Throughout all those hearings, I thought she was recovering; I did not know that she was so ill. She had asked me to assist with budget estimates—all she said was that she had been unable to organise it this time—and she gave me lots of gentle advice around the process. A meeting took place in her office. It was the first time I had been in her office but I remember it was just lovely—full of natural light and flowers. I really miss that, being inside so much these days. Her office really impressed me.

She was patient and kind at the same time as being strong and brave. The woman in the photo who so impressed me, the woman with a steely determination to fight injustice, was the same woman who tried to fight cancer—Judith Adams. I recently learnt that Judith had worked as a nursing sister in the New Zealand territorial army and, at the age of 23, during the Vietnam War she worked with the medical team other people have mentioned. That particular experience must have shaped her. It gave her the ability to deal with loss and to manage life, as it reveals itself, in a practical and matter of fact way. War in Vietnam would have influenced how she managed her own illness and dealt with her own loss. Judith chose to focus on her fierce and ferocious advocacy of rural Australia. She also chose to keep the focus on the government and keeping the bureaucracy accountable through estimates. She was always focused on the outcome and keen to find a bipartisan solution if one presented itself.

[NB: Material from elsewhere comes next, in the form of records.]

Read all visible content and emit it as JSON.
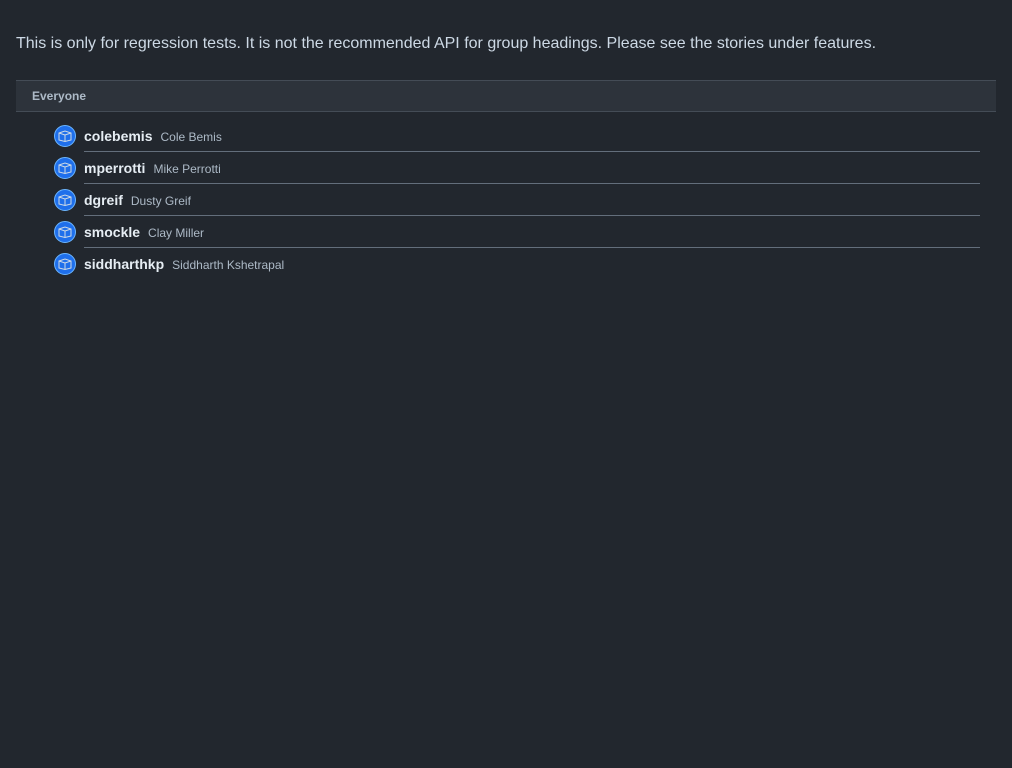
{
  "intro_text": "This is only for regression tests. It is not the recommended API for group headings. Please see the stories under features.",
  "group": {
    "heading": "Everyone",
    "items": [
      {
        "login": "colebemis",
        "name": "Cole Bemis",
        "icon": "avatar-icon"
      },
      {
        "login": "mperrotti",
        "name": "Mike Perrotti",
        "icon": "avatar-icon"
      },
      {
        "login": "dgreif",
        "name": "Dusty Greif",
        "icon": "avatar-icon"
      },
      {
        "login": "smockle",
        "name": "Clay Miller",
        "icon": "avatar-icon"
      },
      {
        "login": "siddharthkp",
        "name": "Siddharth Kshetrapal",
        "icon": "avatar-icon"
      }
    ]
  },
  "colors": {
    "background": "#22272e",
    "header_bg": "#2d333b",
    "avatar_bg": "#1f6feb"
  }
}
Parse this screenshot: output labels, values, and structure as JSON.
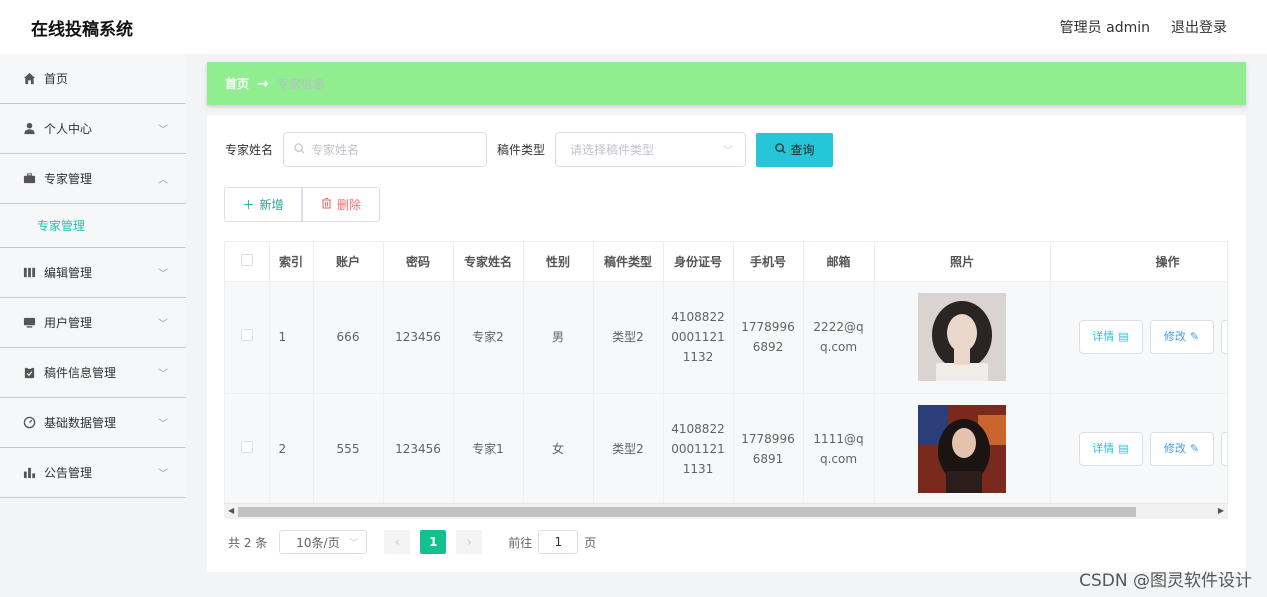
{
  "header": {
    "app_title": "在线投稿系统",
    "user_label": "管理员 admin",
    "logout_label": "退出登录"
  },
  "sidebar": {
    "items": [
      {
        "label": "首页",
        "icon": "home-icon"
      },
      {
        "label": "个人中心",
        "icon": "user-icon"
      },
      {
        "label": "专家管理",
        "icon": "briefcase-icon",
        "expanded": true
      },
      {
        "label": "编辑管理",
        "icon": "bar-icon"
      },
      {
        "label": "用户管理",
        "icon": "monitor-icon"
      },
      {
        "label": "稿件信息管理",
        "icon": "clipboard-icon"
      },
      {
        "label": "基础数据管理",
        "icon": "gauge-icon"
      },
      {
        "label": "公告管理",
        "icon": "chart-icon"
      }
    ],
    "sub_item": "专家管理"
  },
  "breadcrumb": {
    "home": "首页",
    "sep": "→",
    "current": "专家信息"
  },
  "search": {
    "name_label": "专家姓名",
    "name_placeholder": "专家姓名",
    "type_label": "稿件类型",
    "type_placeholder": "请选择稿件类型",
    "query_label": "查询"
  },
  "actions": {
    "add_label": "新增",
    "delete_label": "删除"
  },
  "table": {
    "columns": [
      "索引",
      "账户",
      "密码",
      "专家姓名",
      "性别",
      "稿件类型",
      "身份证号",
      "手机号",
      "邮箱",
      "照片",
      "操作"
    ],
    "rows": [
      {
        "index": "1",
        "account": "666",
        "password": "123456",
        "name": "专家2",
        "gender": "男",
        "type": "类型2",
        "id_card": "410882200011211132",
        "id_lines": [
          "4108822",
          "0001121",
          "1132"
        ],
        "phone_lines": [
          "1778996",
          "6892"
        ],
        "email_lines": [
          "2222@q",
          "q.com"
        ]
      },
      {
        "index": "2",
        "account": "555",
        "password": "123456",
        "name": "专家1",
        "gender": "女",
        "type": "类型2",
        "id_card": "410882200011211131",
        "id_lines": [
          "4108822",
          "0001121",
          "1131"
        ],
        "phone_lines": [
          "1778996",
          "6891"
        ],
        "email_lines": [
          "1111@q",
          "q.com"
        ]
      }
    ],
    "detail_label": "详情",
    "edit_label": "修改"
  },
  "pager": {
    "total_label": "共 2 条",
    "size_label": "10条/页",
    "current_page": "1",
    "goto_label": "前往",
    "goto_value": "1",
    "page_suffix": "页"
  },
  "watermark": "CSDN @图灵软件设计",
  "colors": {
    "breadcrumb_bg": "#90ee90",
    "query_button": "#25c6d8",
    "active_page": "#13c08f",
    "submenu_text": "#24c4b0"
  }
}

I did not know her for long but her contribution to the Senate, to the Standing Committee on Community Affairs and to my growing understanding of work here was significant. I shall miss her colour, her professionalism and her strength but most of all her reality checks in the middle of committee hearings. So very, very regional Australian—vale Judith.